> **Work instructions**:
Your answer should be the lines of the data below that contain "have".
'''
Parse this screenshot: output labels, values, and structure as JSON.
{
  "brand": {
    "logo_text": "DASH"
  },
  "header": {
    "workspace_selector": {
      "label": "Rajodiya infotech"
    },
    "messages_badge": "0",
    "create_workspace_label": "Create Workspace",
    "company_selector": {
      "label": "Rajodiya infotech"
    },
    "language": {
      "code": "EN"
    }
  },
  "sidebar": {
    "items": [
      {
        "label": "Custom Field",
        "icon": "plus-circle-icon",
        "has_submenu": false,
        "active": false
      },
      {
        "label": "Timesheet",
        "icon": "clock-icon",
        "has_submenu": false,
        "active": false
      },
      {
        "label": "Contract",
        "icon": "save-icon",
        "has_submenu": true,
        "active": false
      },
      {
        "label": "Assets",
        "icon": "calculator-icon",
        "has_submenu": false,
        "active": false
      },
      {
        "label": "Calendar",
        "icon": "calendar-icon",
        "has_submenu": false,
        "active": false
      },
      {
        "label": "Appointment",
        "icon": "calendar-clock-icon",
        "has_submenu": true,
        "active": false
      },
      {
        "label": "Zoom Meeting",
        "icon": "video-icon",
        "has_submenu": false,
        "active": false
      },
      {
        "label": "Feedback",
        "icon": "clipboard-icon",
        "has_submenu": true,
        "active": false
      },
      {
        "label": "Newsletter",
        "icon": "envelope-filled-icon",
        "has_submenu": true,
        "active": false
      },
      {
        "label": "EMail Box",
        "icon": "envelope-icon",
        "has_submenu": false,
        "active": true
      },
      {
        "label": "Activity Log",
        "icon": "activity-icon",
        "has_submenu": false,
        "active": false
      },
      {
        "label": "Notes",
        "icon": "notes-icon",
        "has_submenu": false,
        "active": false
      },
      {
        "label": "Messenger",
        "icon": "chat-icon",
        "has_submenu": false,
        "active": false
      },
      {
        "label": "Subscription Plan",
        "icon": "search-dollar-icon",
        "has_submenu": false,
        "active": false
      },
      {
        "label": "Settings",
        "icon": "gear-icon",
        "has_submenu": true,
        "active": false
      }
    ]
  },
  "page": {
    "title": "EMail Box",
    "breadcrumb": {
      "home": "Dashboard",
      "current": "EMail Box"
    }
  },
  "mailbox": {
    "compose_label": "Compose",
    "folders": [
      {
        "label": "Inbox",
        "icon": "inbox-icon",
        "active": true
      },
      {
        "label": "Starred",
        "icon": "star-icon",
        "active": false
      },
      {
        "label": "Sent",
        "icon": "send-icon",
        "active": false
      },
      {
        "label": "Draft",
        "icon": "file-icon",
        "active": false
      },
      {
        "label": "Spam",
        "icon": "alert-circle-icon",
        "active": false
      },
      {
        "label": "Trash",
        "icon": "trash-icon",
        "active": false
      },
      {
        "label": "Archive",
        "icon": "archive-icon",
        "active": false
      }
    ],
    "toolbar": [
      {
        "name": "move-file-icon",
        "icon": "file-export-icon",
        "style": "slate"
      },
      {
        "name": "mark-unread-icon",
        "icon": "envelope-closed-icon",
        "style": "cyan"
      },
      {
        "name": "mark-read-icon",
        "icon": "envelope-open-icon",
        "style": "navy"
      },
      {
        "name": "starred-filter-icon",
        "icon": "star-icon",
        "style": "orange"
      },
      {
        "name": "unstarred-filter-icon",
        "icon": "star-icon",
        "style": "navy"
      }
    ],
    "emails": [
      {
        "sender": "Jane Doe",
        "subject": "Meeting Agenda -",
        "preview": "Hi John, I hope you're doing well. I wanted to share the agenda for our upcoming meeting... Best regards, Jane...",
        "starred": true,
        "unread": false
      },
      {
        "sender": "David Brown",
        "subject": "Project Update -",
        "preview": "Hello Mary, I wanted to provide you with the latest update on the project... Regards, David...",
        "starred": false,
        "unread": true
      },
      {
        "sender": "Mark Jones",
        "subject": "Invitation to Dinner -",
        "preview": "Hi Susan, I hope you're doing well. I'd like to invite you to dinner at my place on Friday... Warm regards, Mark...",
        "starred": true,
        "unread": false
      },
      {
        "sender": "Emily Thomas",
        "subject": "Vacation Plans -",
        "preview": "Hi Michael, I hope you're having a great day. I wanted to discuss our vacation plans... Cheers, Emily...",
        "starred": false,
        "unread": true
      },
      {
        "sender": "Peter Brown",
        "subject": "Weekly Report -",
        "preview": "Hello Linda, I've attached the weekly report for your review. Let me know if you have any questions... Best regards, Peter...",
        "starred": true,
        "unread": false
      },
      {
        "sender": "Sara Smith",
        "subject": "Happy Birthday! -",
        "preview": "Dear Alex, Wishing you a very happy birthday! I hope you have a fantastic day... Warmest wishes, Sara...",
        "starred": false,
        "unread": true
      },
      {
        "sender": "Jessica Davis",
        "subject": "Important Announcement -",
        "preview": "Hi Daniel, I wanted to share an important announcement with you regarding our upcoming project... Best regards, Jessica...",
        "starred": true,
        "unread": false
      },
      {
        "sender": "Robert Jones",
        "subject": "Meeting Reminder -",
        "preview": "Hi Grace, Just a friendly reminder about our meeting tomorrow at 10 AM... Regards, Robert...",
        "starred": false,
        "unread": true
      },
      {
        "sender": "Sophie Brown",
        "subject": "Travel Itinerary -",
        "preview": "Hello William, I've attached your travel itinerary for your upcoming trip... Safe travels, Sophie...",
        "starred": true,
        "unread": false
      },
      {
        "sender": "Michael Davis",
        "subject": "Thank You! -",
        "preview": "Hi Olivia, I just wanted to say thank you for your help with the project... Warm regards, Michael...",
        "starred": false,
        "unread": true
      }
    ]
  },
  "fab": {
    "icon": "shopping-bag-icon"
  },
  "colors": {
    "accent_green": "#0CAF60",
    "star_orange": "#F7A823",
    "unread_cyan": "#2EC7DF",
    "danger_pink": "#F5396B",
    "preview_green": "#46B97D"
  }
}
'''
> **Final answer**:
        "preview": "Hello Linda, I've attached the weekly report for your review. Let me know if you have any questions... Best regards, Peter...",
        "preview": "Dear Alex, Wishing you a very happy birthday! I hope you have a fantastic day... Warmest wishes, Sara...",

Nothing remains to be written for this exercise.